> [EXERCISE DIRECTIONS] Working through the entries below, find how many lines include the string "passe"; give only that number.

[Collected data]
────────────────────────────────────────

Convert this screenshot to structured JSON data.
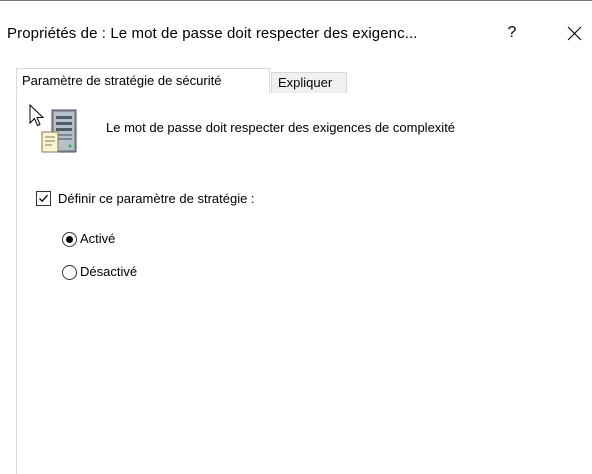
{
  "window": {
    "title": "Propriétés de : Le mot de passe doit respecter des exigenc...",
    "help_label": "?",
    "close_icon": "close-icon"
  },
  "tabs": [
    {
      "label": "Paramètre de stratégie de sécurité",
      "active": true
    },
    {
      "label": "Expliquer",
      "active": false
    }
  ],
  "policy": {
    "icon": "policy-server-icon",
    "title": "Le mot de passe doit respecter des exigences de complexité"
  },
  "define_setting": {
    "label": "Définir ce paramètre de stratégie :",
    "checked": true
  },
  "options": [
    {
      "label": "Activé",
      "selected": true
    },
    {
      "label": "Désactivé",
      "selected": false
    }
  ],
  "colors": {
    "border": "#d9d9d9",
    "inactive_tab_bg": "#f0f0f0",
    "text": "#000000"
  }
}
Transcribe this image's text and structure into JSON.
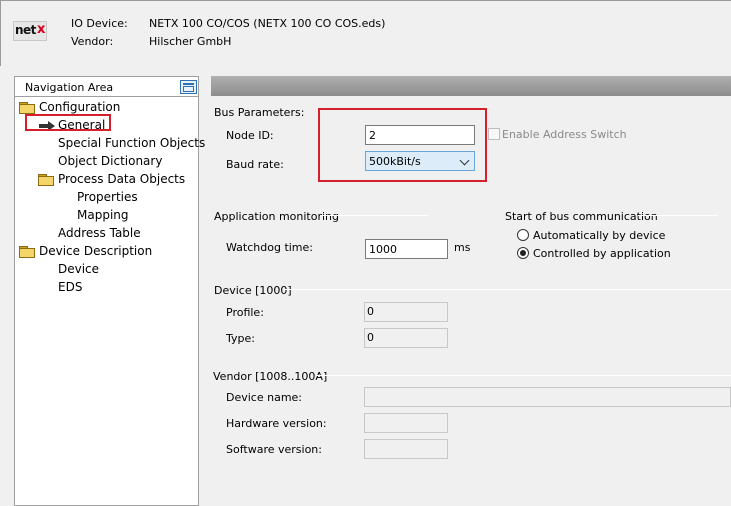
{
  "header": {
    "logo_text": "net",
    "logo_accent": "x",
    "io_device_label": "IO Device:",
    "io_device_value": "NETX 100 CO/COS (NETX 100 CO COS.eds)",
    "vendor_label": "Vendor:",
    "vendor_value": "Hilscher GmbH"
  },
  "nav": {
    "title": "Navigation Area",
    "items": [
      {
        "label": "Configuration",
        "icon": "folder-icon"
      },
      {
        "label": "General",
        "icon": "hand-pointer-icon",
        "selected": true
      },
      {
        "label": "Special Function Objects"
      },
      {
        "label": "Object Dictionary"
      },
      {
        "label": "Process Data Objects",
        "icon": "folder-icon"
      },
      {
        "label": "Properties"
      },
      {
        "label": "Mapping"
      },
      {
        "label": "Address Table"
      },
      {
        "label": "Device Description",
        "icon": "folder-icon"
      },
      {
        "label": "Device"
      },
      {
        "label": "EDS"
      }
    ]
  },
  "bus": {
    "title": "Bus Parameters:",
    "node_id_label": "Node ID:",
    "node_id_value": "2",
    "enable_switch_label": "Enable Address Switch",
    "enable_switch_checked": false,
    "baud_label": "Baud rate:",
    "baud_value": "500kBit/s"
  },
  "monitoring": {
    "title": "Application monitoring",
    "watchdog_label": "Watchdog time:",
    "watchdog_value": "1000",
    "watchdog_unit": "ms"
  },
  "start": {
    "title": "Start of bus communication",
    "option_auto": "Automatically by device",
    "option_app": "Controlled by application",
    "selected": "Controlled by application"
  },
  "device": {
    "title": "Device [1000]",
    "profile_label": "Profile:",
    "profile_value": "0",
    "type_label": "Type:",
    "type_value": "0"
  },
  "vendor": {
    "title": "Vendor [1008..100A]",
    "device_name_label": "Device name:",
    "device_name_value": "",
    "hw_label": "Hardware version:",
    "hw_value": "",
    "sw_label": "Software version:",
    "sw_value": ""
  },
  "colors": {
    "highlight_red": "#d4202a",
    "selected_field": "#dcecf8"
  }
}
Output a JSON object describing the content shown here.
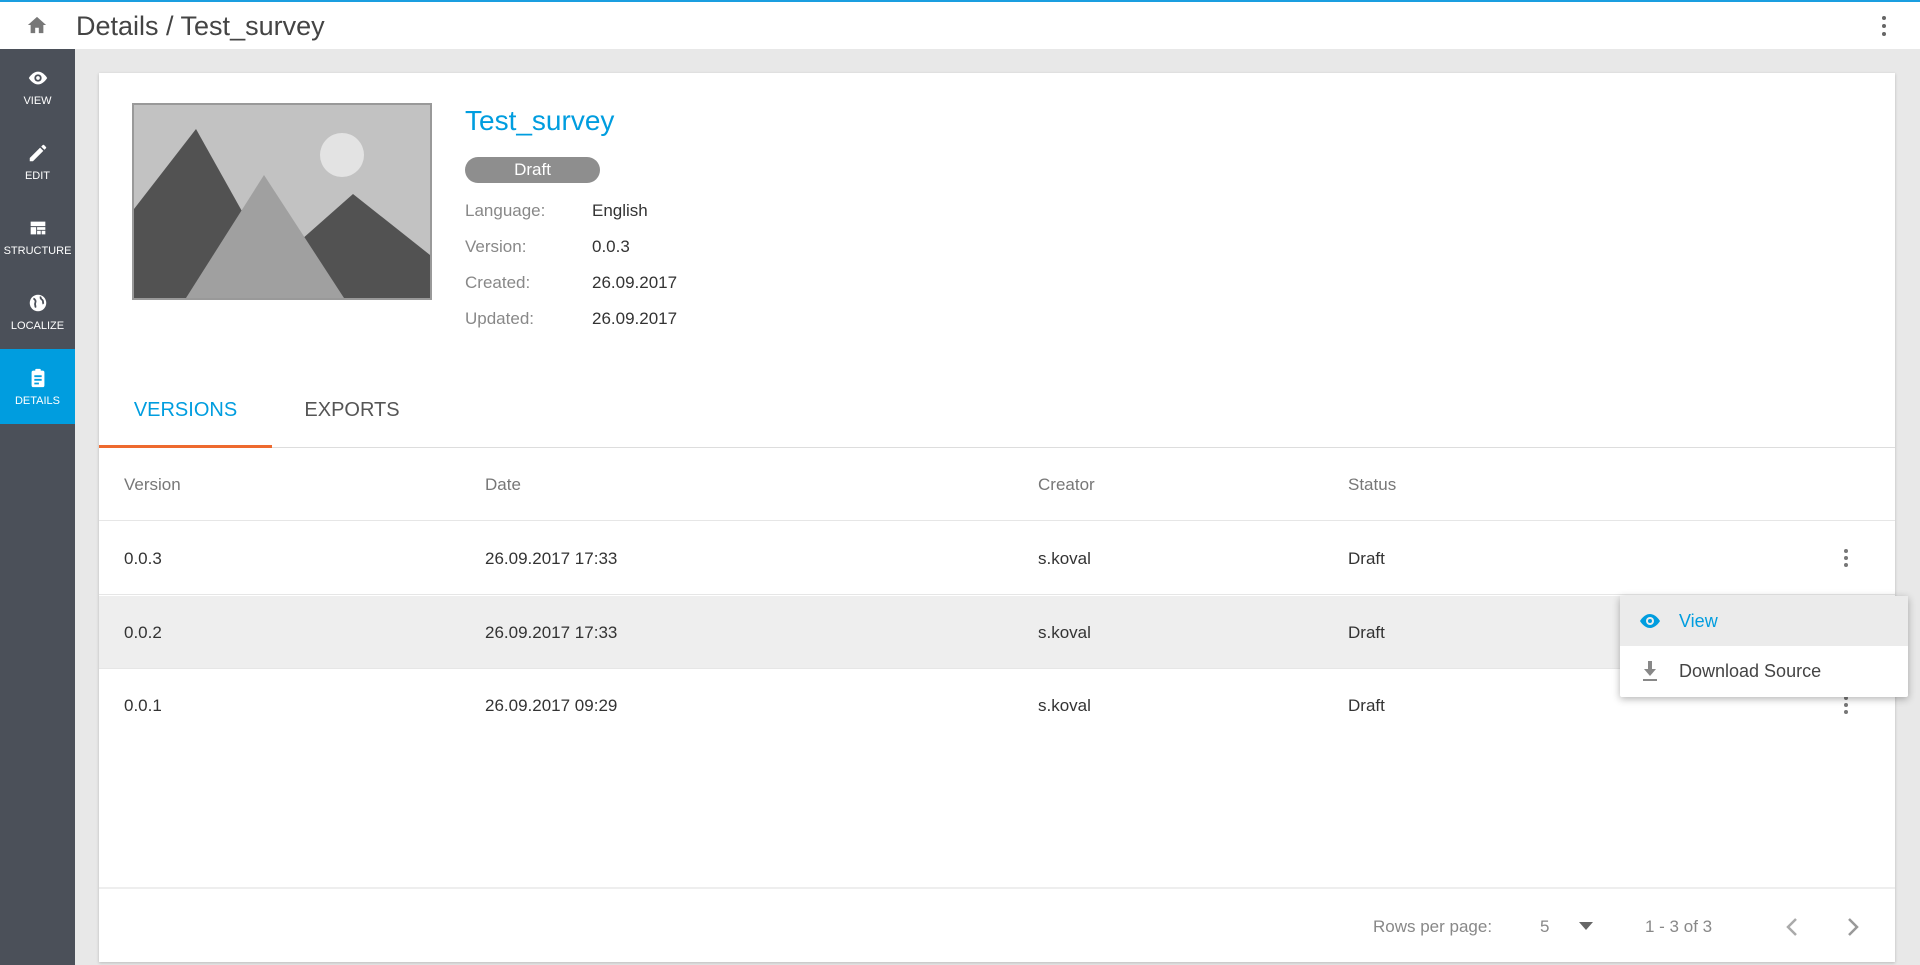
{
  "header": {
    "breadcrumb": "Details / Test_survey"
  },
  "sidebar": {
    "items": [
      {
        "label": "VIEW"
      },
      {
        "label": "EDIT"
      },
      {
        "label": "STRUCTURE"
      },
      {
        "label": "LOCALIZE"
      },
      {
        "label": "DETAILS"
      }
    ]
  },
  "survey": {
    "title": "Test_survey",
    "status": "Draft",
    "fields": [
      {
        "label": "Language:",
        "value": "English"
      },
      {
        "label": "Version:",
        "value": "0.0.3"
      },
      {
        "label": "Created:",
        "value": "26.09.2017"
      },
      {
        "label": "Updated:",
        "value": "26.09.2017"
      }
    ]
  },
  "tabs": [
    {
      "label": "VERSIONS"
    },
    {
      "label": "EXPORTS"
    }
  ],
  "table": {
    "headers": [
      "Version",
      "Date",
      "Creator",
      "Status"
    ],
    "rows": [
      [
        "0.0.3",
        "26.09.2017 17:33",
        "s.koval",
        "Draft"
      ],
      [
        "0.0.2",
        "26.09.2017 17:33",
        "s.koval",
        "Draft"
      ],
      [
        "0.0.1",
        "26.09.2017 09:29",
        "s.koval",
        "Draft"
      ]
    ]
  },
  "menu": {
    "items": [
      {
        "label": "View"
      },
      {
        "label": "Download Source"
      }
    ]
  },
  "pagination": {
    "rows_label": "Rows per page:",
    "rows_value": "5",
    "range": "1 - 3 of 3"
  },
  "colors": {
    "accent": "#009ddf",
    "tab_indicator": "#ee6a2f",
    "sidebar": "#4b5059"
  }
}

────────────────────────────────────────

> [WRITTEN RESPONSE] 2